• **WHAT YOU NEED TO DO**
Apart from the pictures, return every line of the listing exactly.
────────
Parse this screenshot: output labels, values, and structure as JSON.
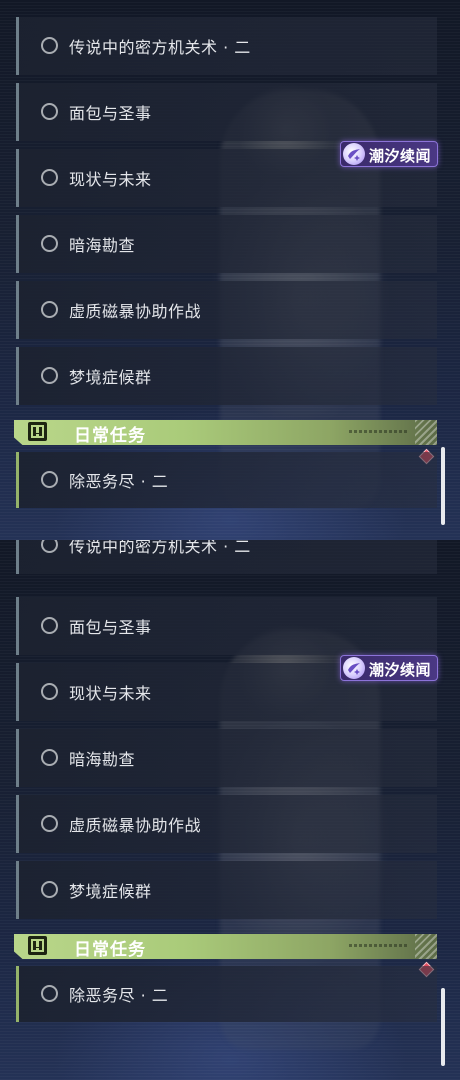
{
  "frames": [
    {
      "quests": [
        "传说中的密方机关术 · 二",
        "面包与圣事",
        "现状与未来",
        "暗海勘查",
        "虚质磁暴协助作战",
        "梦境症候群"
      ],
      "event_badge": {
        "label": "潮汐续闻",
        "icon": "tide-story-icon",
        "color": "#4a3884"
      },
      "daily_section": {
        "title": "日常任务",
        "icon": "exclamation-icon",
        "color": "#b9d68a"
      },
      "daily_quests": [
        "除恶务尽 · 二"
      ],
      "alert_icon": "red-diamond-icon"
    },
    {
      "quests": [
        "传说中的密方机关术 · 二",
        "面包与圣事",
        "现状与未来",
        "暗海勘查",
        "虚质磁暴协助作战",
        "梦境症候群"
      ],
      "event_badge": {
        "label": "潮汐续闻",
        "icon": "tide-story-icon",
        "color": "#4a3884"
      },
      "daily_section": {
        "title": "日常任务",
        "icon": "exclamation-icon",
        "color": "#b9d68a"
      },
      "daily_quests": [
        "除恶务尽 · 二"
      ],
      "alert_icon": "red-diamond-icon"
    }
  ]
}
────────
• **ANSWER BOX**
Parse this screenshot: output labels, values, and structure as JSON.
{
  "frames": [
    {
      "quests": [
        "传说中的密方机关术 · 二",
        "面包与圣事",
        "现状与未来",
        "暗海勘查",
        "虚质磁暴协助作战",
        "梦境症候群"
      ],
      "event_badge": {
        "label": "潮汐续闻",
        "icon": "tide-story-icon",
        "color": "#4a3884"
      },
      "daily_section": {
        "title": "日常任务",
        "icon": "exclamation-icon",
        "color": "#b9d68a"
      },
      "daily_quests": [
        "除恶务尽 · 二"
      ],
      "alert_icon": "red-diamond-icon"
    },
    {
      "quests": [
        "传说中的密方机关术 · 二",
        "面包与圣事",
        "现状与未来",
        "暗海勘查",
        "虚质磁暴协助作战",
        "梦境症候群"
      ],
      "event_badge": {
        "label": "潮汐续闻",
        "icon": "tide-story-icon",
        "color": "#4a3884"
      },
      "daily_section": {
        "title": "日常任务",
        "icon": "exclamation-icon",
        "color": "#b9d68a"
      },
      "daily_quests": [
        "除恶务尽 · 二"
      ],
      "alert_icon": "red-diamond-icon"
    }
  ]
}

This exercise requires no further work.